(Data about app and page elements)
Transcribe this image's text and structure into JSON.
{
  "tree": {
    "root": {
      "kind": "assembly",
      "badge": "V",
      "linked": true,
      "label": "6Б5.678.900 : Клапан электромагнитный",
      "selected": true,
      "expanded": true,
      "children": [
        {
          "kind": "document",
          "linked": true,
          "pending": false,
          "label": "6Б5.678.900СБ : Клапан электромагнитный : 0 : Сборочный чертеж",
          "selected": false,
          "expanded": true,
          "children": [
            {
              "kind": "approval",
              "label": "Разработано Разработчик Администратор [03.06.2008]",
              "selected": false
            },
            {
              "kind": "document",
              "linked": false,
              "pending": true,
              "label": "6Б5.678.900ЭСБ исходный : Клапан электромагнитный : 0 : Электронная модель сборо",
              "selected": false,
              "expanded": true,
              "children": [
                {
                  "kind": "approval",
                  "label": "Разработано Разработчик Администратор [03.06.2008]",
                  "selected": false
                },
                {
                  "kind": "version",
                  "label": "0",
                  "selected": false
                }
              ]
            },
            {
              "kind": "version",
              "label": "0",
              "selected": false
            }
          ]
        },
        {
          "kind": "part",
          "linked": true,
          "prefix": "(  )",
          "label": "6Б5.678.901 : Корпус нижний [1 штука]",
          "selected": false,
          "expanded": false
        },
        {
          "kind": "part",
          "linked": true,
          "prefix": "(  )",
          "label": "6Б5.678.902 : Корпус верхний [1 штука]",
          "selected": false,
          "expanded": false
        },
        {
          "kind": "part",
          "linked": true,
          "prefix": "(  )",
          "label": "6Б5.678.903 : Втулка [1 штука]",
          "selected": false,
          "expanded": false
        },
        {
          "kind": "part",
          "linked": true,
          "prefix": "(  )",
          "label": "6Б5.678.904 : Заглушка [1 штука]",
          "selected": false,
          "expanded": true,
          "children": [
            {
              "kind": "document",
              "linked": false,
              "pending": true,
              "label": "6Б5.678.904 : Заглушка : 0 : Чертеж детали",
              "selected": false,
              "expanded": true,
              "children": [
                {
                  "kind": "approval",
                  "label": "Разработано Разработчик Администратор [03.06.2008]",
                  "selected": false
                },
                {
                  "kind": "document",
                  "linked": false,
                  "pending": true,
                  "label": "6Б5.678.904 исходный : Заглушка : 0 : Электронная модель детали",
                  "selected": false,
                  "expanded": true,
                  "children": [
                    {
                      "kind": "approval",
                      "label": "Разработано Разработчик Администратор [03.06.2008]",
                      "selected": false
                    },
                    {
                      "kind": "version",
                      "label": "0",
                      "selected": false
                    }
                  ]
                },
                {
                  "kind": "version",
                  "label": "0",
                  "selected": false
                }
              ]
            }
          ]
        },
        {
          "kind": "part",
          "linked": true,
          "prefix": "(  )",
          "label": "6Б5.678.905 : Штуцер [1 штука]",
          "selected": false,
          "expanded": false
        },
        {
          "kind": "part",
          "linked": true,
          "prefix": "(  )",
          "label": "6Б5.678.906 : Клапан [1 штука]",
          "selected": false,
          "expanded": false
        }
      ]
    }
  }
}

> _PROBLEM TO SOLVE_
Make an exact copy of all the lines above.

> _EXERCISE ANSWER_
Transcribe this image's text and structure into JSON.
{
  "tree": {
    "root": {
      "kind": "assembly",
      "badge": "V",
      "linked": true,
      "label": "6Б5.678.900 : Клапан электромагнитный",
      "selected": true,
      "expanded": true,
      "children": [
        {
          "kind": "document",
          "linked": true,
          "pending": false,
          "label": "6Б5.678.900СБ : Клапан электромагнитный : 0 : Сборочный чертеж",
          "selected": false,
          "expanded": true,
          "children": [
            {
              "kind": "approval",
              "label": "Разработано Разработчик Администратор [03.06.2008]",
              "selected": false
            },
            {
              "kind": "document",
              "linked": false,
              "pending": true,
              "label": "6Б5.678.900ЭСБ исходный : Клапан электромагнитный : 0 : Электронная модель сборо",
              "selected": false,
              "expanded": true,
              "children": [
                {
                  "kind": "approval",
                  "label": "Разработано Разработчик Администратор [03.06.2008]",
                  "selected": false
                },
                {
                  "kind": "version",
                  "label": "0",
                  "selected": false
                }
              ]
            },
            {
              "kind": "version",
              "label": "0",
              "selected": false
            }
          ]
        },
        {
          "kind": "part",
          "linked": true,
          "prefix": "(  )",
          "label": "6Б5.678.901 : Корпус нижний [1 штука]",
          "selected": false,
          "expanded": false
        },
        {
          "kind": "part",
          "linked": true,
          "prefix": "(  )",
          "label": "6Б5.678.902 : Корпус верхний [1 штука]",
          "selected": false,
          "expanded": false
        },
        {
          "kind": "part",
          "linked": true,
          "prefix": "(  )",
          "label": "6Б5.678.903 : Втулка [1 штука]",
          "selected": false,
          "expanded": false
        },
        {
          "kind": "part",
          "linked": true,
          "prefix": "(  )",
          "label": "6Б5.678.904 : Заглушка [1 штука]",
          "selected": false,
          "expanded": true,
          "children": [
            {
              "kind": "document",
              "linked": false,
              "pending": true,
              "label": "6Б5.678.904 : Заглушка : 0 : Чертеж детали",
              "selected": false,
              "expanded": true,
              "children": [
                {
                  "kind": "approval",
                  "label": "Разработано Разработчик Администратор [03.06.2008]",
                  "selected": false
                },
                {
                  "kind": "document",
                  "linked": false,
                  "pending": true,
                  "label": "6Б5.678.904 исходный : Заглушка : 0 : Электронная модель детали",
                  "selected": false,
                  "expanded": true,
                  "children": [
                    {
                      "kind": "approval",
                      "label": "Разработано Разработчик Администратор [03.06.2008]",
                      "selected": false
                    },
                    {
                      "kind": "version",
                      "label": "0",
                      "selected": false
                    }
                  ]
                },
                {
                  "kind": "version",
                  "label": "0",
                  "selected": false
                }
              ]
            }
          ]
        },
        {
          "kind": "part",
          "linked": true,
          "prefix": "(  )",
          "label": "6Б5.678.905 : Штуцер [1 штука]",
          "selected": false,
          "expanded": false
        },
        {
          "kind": "part",
          "linked": true,
          "prefix": "(  )",
          "label": "6Б5.678.906 : Клапан [1 штука]",
          "selected": false,
          "expanded": false
        }
      ]
    }
  }
}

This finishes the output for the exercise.